Gov’t Mule @Newcastle Boiler Shop, May 28 2019
The last time Gov’t Mule played in Newcastle, frontman Warren Haynes signed off with a plea to the audience, writes Paul New.
“When we come back, everybody bring a friend and we’ll have twice as many people next time,” he said.
That was Haynes’ downbeat response to the fact that the City Hall was barely half-full that night in 2005 – even though Gov’t Mule didn’t allow the poor turnout to deter them from turning in a blistering performance.
Fast forward 14 years and it’s questionable whether Haynes’ plea was heeded, with an attendance which was arguably on a par with the City Hall. But the fact that Mule were playing a smaller venue meant that the atmosphere was much better.
The truth is that while Mule are a big draw in their native US, as one of the top acts in the ‘jam band’ genre, they haven’t really cracked Europe – or at least not the UK. True, they have a fanatical cult following here but it’s a shame that more people have not switched on to them and that they appear destined to continue playing smaller venues this side of the Pond. They deserve better.
That said, the gig at the Boiler Shop was a slow burner. It took Mule a while to really get into their groove and they certainly weren’t helped by the woolly acoustics, something which other bands have struggle with at this venue.
But midway through the first of two 90-minute sets, Haynes and Co were beginning to get into their stride, with Fool’s Moon and Slackjaw Jezebel giving a foretaste of what was to come.
The second set was simply superb. Mule’s sound technicians seemed to have finally got a handle on the acoustics and by the time the band launched into the eponymous Mule they had the crowd eating out of their hands.

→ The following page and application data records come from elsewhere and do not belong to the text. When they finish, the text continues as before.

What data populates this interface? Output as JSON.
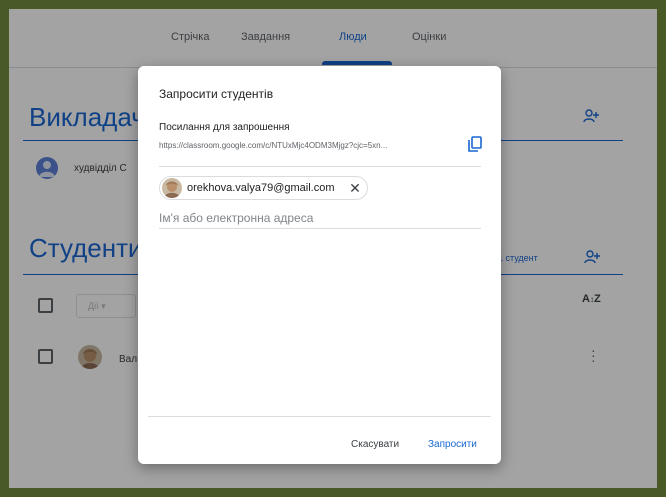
{
  "colors": {
    "accent": "#1967d2",
    "frame_border": "#4a5a26",
    "text_secondary": "#5f6368"
  },
  "tabs": [
    {
      "label": "Стрічка",
      "active": false
    },
    {
      "label": "Завдання",
      "active": false
    },
    {
      "label": "Люди",
      "active": true
    },
    {
      "label": "Оцінки",
      "active": false
    }
  ],
  "teachers": {
    "title": "Викладачі",
    "add_icon": "person-add-icon",
    "items": [
      {
        "name": "худвідділ С"
      }
    ]
  },
  "students": {
    "title": "Студенти",
    "count_label": "1 студент",
    "add_icon": "person-add-icon",
    "actions_label": "Дії",
    "sort_icon": "sort-az-icon",
    "items": [
      {
        "name": "Вал"
      }
    ]
  },
  "dialog": {
    "title": "Запросити студентів",
    "invite_link_label": "Посилання для запрошення",
    "invite_link_url": "https://classroom.google.com/c/NTUxMjc4ODM3Mjgz?cjc=5xn...",
    "copy_icon": "copy-icon",
    "chip": {
      "email": "orekhova.valya79@gmail.com",
      "remove_icon": "close-icon"
    },
    "input_placeholder": "Ім'я або електронна адреса",
    "cancel_label": "Скасувати",
    "invite_label": "Запросити"
  }
}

The telepathy between Haynes and drummer Matt Abts is hardly surprising as the pair have been together since 1994. As singer, lead guitarist and songwriter, Haynes is clearly the main man in the band but the contribution of Abts, hunched over his kit in the background, cannot be over-estimated.
And while Danny Louis (keyboards/second guitar) added depth to their sound, it was bass player Jorgen Carlsson who threatened to steal the show.
The history of Gov’t Mule is such that there will always be a lot of focus on the bass player. Original bassman Allen Woody was such an integral part of the then three-piece’s sound with his muscular yet virtuoso playing, and so his untimely death in 2000 meant there was a void to fill which Mule struggled with for several years.
Those were big shoes to fill, and Mule called on a steady stream of bass players before deciding on Carlsson, who has been with them since 2008. Yet at the Boiler Shop, listening to band staples such as Mule, on which all four band members were able to stretch out, their improvisation evoking memories of Cream, it’s clear that the spirit of Woody lives on in the Swede’s playing.
For all that Haynes is a prolific and hugely talented writer, whose body of work embraces several genres, Mule are always guaranteed to throw in at least a handful of covers. At the Boiler Shop, they paid their respects to one of the North East’s finest bands with a beautifully restrained version of The Animals’ Don’t Let Me Be Misunderstood, while Haynes’ was at his soulful best on I’ll Be Creepin’, a song by Free – another band with strong North East connections.
But one of the biggest cheers of the night came with another Geordie reference as Haynes belted out ‘Newcastle Brown, sure smacks you down’ as Mule finished their second set with Humble Pie’s 30 Days In The Hole.
It speaks volumes about the depth of Mule’s repertoire, not to mention their work ethic in rehearsing so much material, that their setlist for the Boiler Shop gig bore absolutely no resemblance to the sets they had played in Glasgow the night before. How many other bands can say they adopt that approach in terms of mixing things up?
‘Tight but loose’ sums up perfectly Gov’t Mule when they are in the zone.
That’s a description most often associated with Led Zeppelin – and you cannot pay Gov’t Mule a greater compliment than that.
Images By Adam Kennedy